PROBLEM DESCRIPTION
Below are the records; copy each line in which "شركة" can be found.

Items from an interface collection

● ● ● ●

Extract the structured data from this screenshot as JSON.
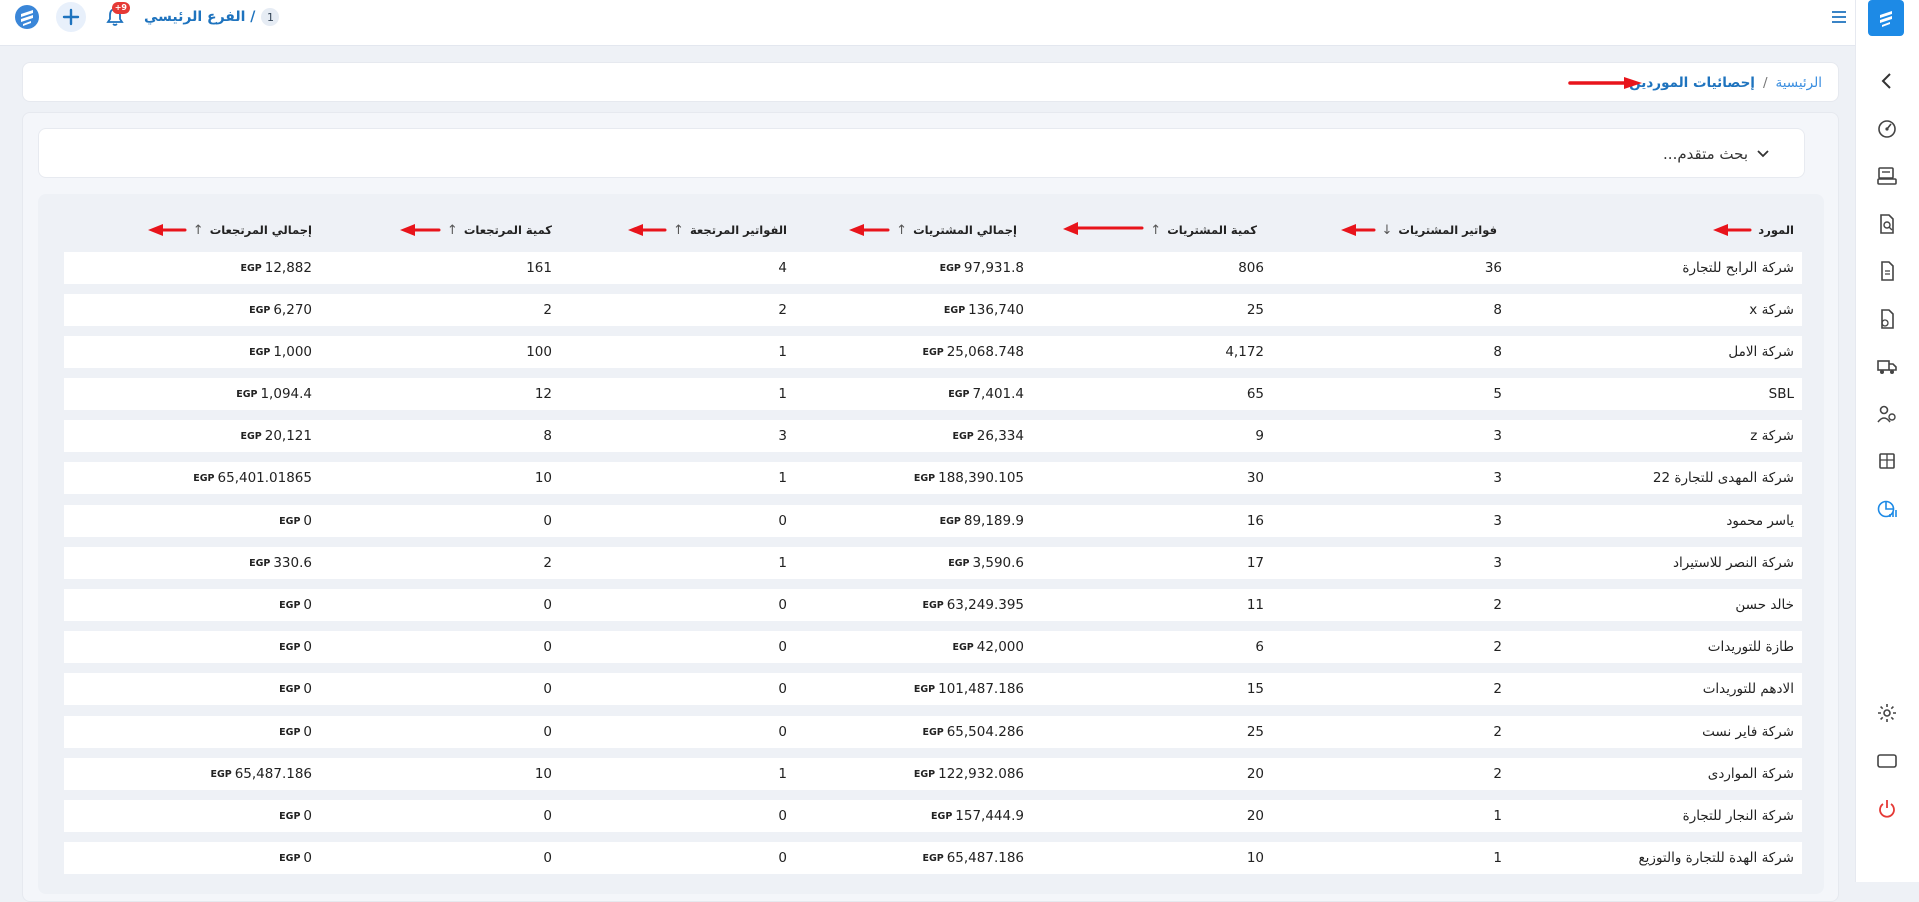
{
  "topbar": {
    "branch_name": "الفرع الرئيسي /",
    "branch_number": "1",
    "notifications_badge": "+9"
  },
  "breadcrumb": {
    "home": "الرئيسية",
    "separator": "/",
    "current": "إحصائيات الموردين"
  },
  "advanced_search": {
    "label": "بحث متقدم..."
  },
  "table": {
    "currency": "EGP",
    "headers": {
      "supplier": "المورد",
      "purchase_invoices": "فواتير المشتريات",
      "purchase_quantity": "كمية المشتريات",
      "purchase_total": "إجمالي المشتريات",
      "returned_invoices": "الفواتير المرتجعة",
      "returns_quantity": "كمية المرتجعات",
      "returns_total": "إجمالي المرتجعات"
    },
    "rows": [
      {
        "supplier": "شركة الرابح للتجارة",
        "purchase_invoices": "36",
        "purchase_quantity": "806",
        "purchase_total": "97,931.8",
        "returned_invoices": "4",
        "returns_quantity": "161",
        "returns_total": "12,882"
      },
      {
        "supplier": "شركة x",
        "purchase_invoices": "8",
        "purchase_quantity": "25",
        "purchase_total": "136,740",
        "returned_invoices": "2",
        "returns_quantity": "2",
        "returns_total": "6,270"
      },
      {
        "supplier": "شركة الامل",
        "purchase_invoices": "8",
        "purchase_quantity": "4,172",
        "purchase_total": "25,068.748",
        "returned_invoices": "1",
        "returns_quantity": "100",
        "returns_total": "1,000"
      },
      {
        "supplier": "SBL",
        "purchase_invoices": "5",
        "purchase_quantity": "65",
        "purchase_total": "7,401.4",
        "returned_invoices": "1",
        "returns_quantity": "12",
        "returns_total": "1,094.4"
      },
      {
        "supplier": "شركة z",
        "purchase_invoices": "3",
        "purchase_quantity": "9",
        "purchase_total": "26,334",
        "returned_invoices": "3",
        "returns_quantity": "8",
        "returns_total": "20,121"
      },
      {
        "supplier": "شركة المهدى للتجارة 22",
        "purchase_invoices": "3",
        "purchase_quantity": "30",
        "purchase_total": "188,390.105",
        "returned_invoices": "1",
        "returns_quantity": "10",
        "returns_total": "65,401.01865"
      },
      {
        "supplier": "ياسر محمود",
        "purchase_invoices": "3",
        "purchase_quantity": "16",
        "purchase_total": "89,189.9",
        "returned_invoices": "0",
        "returns_quantity": "0",
        "returns_total": "0"
      },
      {
        "supplier": "شركة النصر للاستيراد",
        "purchase_invoices": "3",
        "purchase_quantity": "17",
        "purchase_total": "3,590.6",
        "returned_invoices": "1",
        "returns_quantity": "2",
        "returns_total": "330.6"
      },
      {
        "supplier": "خالد حسن",
        "purchase_invoices": "2",
        "purchase_quantity": "11",
        "purchase_total": "63,249.395",
        "returned_invoices": "0",
        "returns_quantity": "0",
        "returns_total": "0"
      },
      {
        "supplier": "طازة للتوريدات",
        "purchase_invoices": "2",
        "purchase_quantity": "6",
        "purchase_total": "42,000",
        "returned_invoices": "0",
        "returns_quantity": "0",
        "returns_total": "0"
      },
      {
        "supplier": "الادهم للتوريدات",
        "purchase_invoices": "2",
        "purchase_quantity": "15",
        "purchase_total": "101,487.186",
        "returned_invoices": "0",
        "returns_quantity": "0",
        "returns_total": "0"
      },
      {
        "supplier": "شركة فاير نست",
        "purchase_invoices": "2",
        "purchase_quantity": "25",
        "purchase_total": "65,504.286",
        "returned_invoices": "0",
        "returns_quantity": "0",
        "returns_total": "0"
      },
      {
        "supplier": "شركة المواردى",
        "purchase_invoices": "2",
        "purchase_quantity": "20",
        "purchase_total": "122,932.086",
        "returned_invoices": "1",
        "returns_quantity": "10",
        "returns_total": "65,487.186"
      },
      {
        "supplier": "شركة النجار للتجارة",
        "purchase_invoices": "1",
        "purchase_quantity": "20",
        "purchase_total": "157,444.9",
        "returned_invoices": "0",
        "returns_quantity": "0",
        "returns_total": "0"
      },
      {
        "supplier": "شركة الهدة للتجارة والتوزيع",
        "purchase_invoices": "1",
        "purchase_quantity": "10",
        "purchase_total": "65,487.186",
        "returned_invoices": "0",
        "returns_quantity": "0",
        "returns_total": "0"
      }
    ]
  },
  "sidebar": {
    "icons": [
      "dashboard-icon",
      "cash-register-icon",
      "search-document-icon",
      "documents-icon",
      "invoice-return-icon",
      "truck-icon",
      "users-icon",
      "inventory-icon",
      "reports-chart-icon"
    ],
    "bottom_icons": [
      "settings-icon",
      "window-icon",
      "power-icon"
    ]
  },
  "colors": {
    "brand": "#1d8ae6",
    "link": "#1e73be",
    "annotation_arrow": "#e8141b"
  }
}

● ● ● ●

WRITTEN SOLUTION
        "supplier": "شركة الرابح للتجارة",
        "supplier": "شركة x",
        "supplier": "شركة الامل",
        "supplier": "شركة z",
        "supplier": "شركة المهدى للتجارة 22",
        "supplier": "شركة النصر للاستيراد",
        "supplier": "شركة فاير نست",
        "supplier": "شركة المواردى",
        "supplier": "شركة النجار للتجارة",
        "supplier": "شركة الهدة للتجارة والتوزيع",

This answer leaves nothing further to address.